The first was in July 1863. Union Col. James M. Williams, along with some Indian Home Guard troops and the Kansas Colored Infantry, carried a supply train, which resulted in the first battle where African-Americans fought beside Indians. Some captured Rebels told Williams that Watie intended to attack the supply train at Cabin Creek.

Cabin Creek was too high to cross when the train arrived. Williams, knowing Watie was there somewhere on the other side, began artillery fire, and that, along with two cavalry charges, drove the Rebels off. Because that train made it to Fort Gibson in Indian Territory, Honey Springs was lost and Fort Smith fell.

For his efforts in the Battle of Cabin Creek, Watie was promoted to Brigadier General.

The 29th Texas Cavalry was tapped to help Watie in the second Battle of Cabin Creek, but many of the Texans refused to serve under an Indian commander. Watie said he would defer to their commander, General Richard Gano, as he had more seniority.

Escorted by 80 2nd Kansas Cavalry troops, 130 14th Kansas Cavalry and 100 pro-Union Cherokees who joined at Baxter Springs, Kan., the train left Fort Scott on Sept. 12. Half the pro-Union Cherokees deserted when the train reached the Neosho River, but the escort was supposed to be joined by 170 of the 2nd Indian Regiment based at Cabin Creek and 140 of the 3rd Indian Regiment en route from Fort Gibson. The train would arrive at Cabin Creek on Sept. 18.
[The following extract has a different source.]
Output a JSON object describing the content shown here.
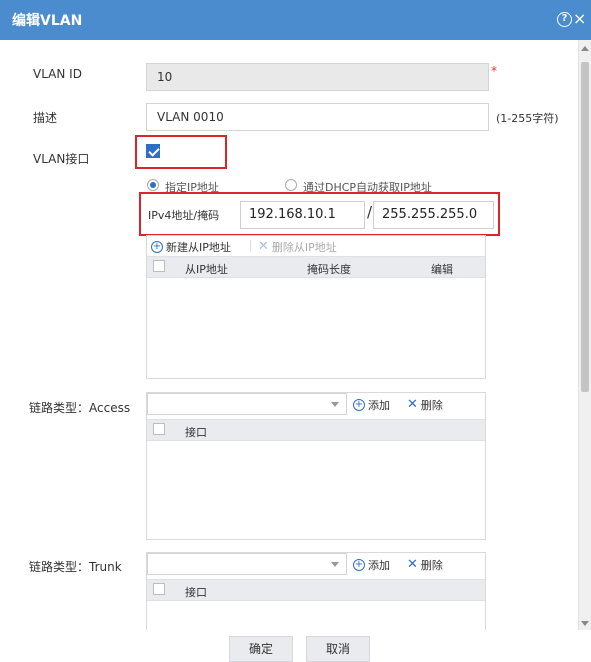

Meanwhile, as they waited for the train to arrive, Watie’s Rebels discovered a detachment of African-American Union Soldiers putting up hay for the Union Army at Flat Rock, about five miles from present-day Wagoner, Okla. The Rebels attacked and the Union lost all the hay equipment and tons of hay. The Texans killed more than 100 men, including some Rebel prisoners.

The second Battle of Cabin Creek began at 1 a.m. on Sept. 19, 1864. The Rebels advanced with the Texans on the left flank and the Indians on the right. The mules bolted and many fell off the bank into Cabin Creek. Teamsters cut the mules loose and rode across the ford. The train was caught in a crossfire by sunrise. By 9 a.m., the Union retreated. Union Major Henry Hopkins made it to Fort Gibson with the news the train was lost in the battle.

Watie’s capture of supplies was too late to have any strategic outcome on the war. He never gave up the cause and was the last Confederate officer to surrender on June 23, 1865. He remained Principal Chief of the Cherokee Nation until 1866. He fought in many major Civil War battles including Wilson’s Creek, Chustenahlah, Pea Ridge, Prairie Grove, Cabin Creek and Fort Smith. His Confederate Indian Cavalry included Cherokee, Muskogee and Seminole soldiers.

Watie went to Washington, D. C., after the war to negotiate for peace and tribal division recognition. The new Union government would only talk to Indian leaders who had sided with the North during the war. Watie was relieved of his duties as Principal Chief by the government, and installed John Ross in 1866.

Watie returned to Delaware County, where he lived until his death on Dec. 9, 1871. He is buried in a cemetery between Grove and Jay, Okla.

In 1961, the Vinita, Okla., chapter of the United Daughters of the Confederacy purchased 10 acres where the battle was fought on Cabin Creek to establish a memorial. Later that year, the site was donated to the Oklahoma Historical Society.


Please enter your comment!
Please enter your name here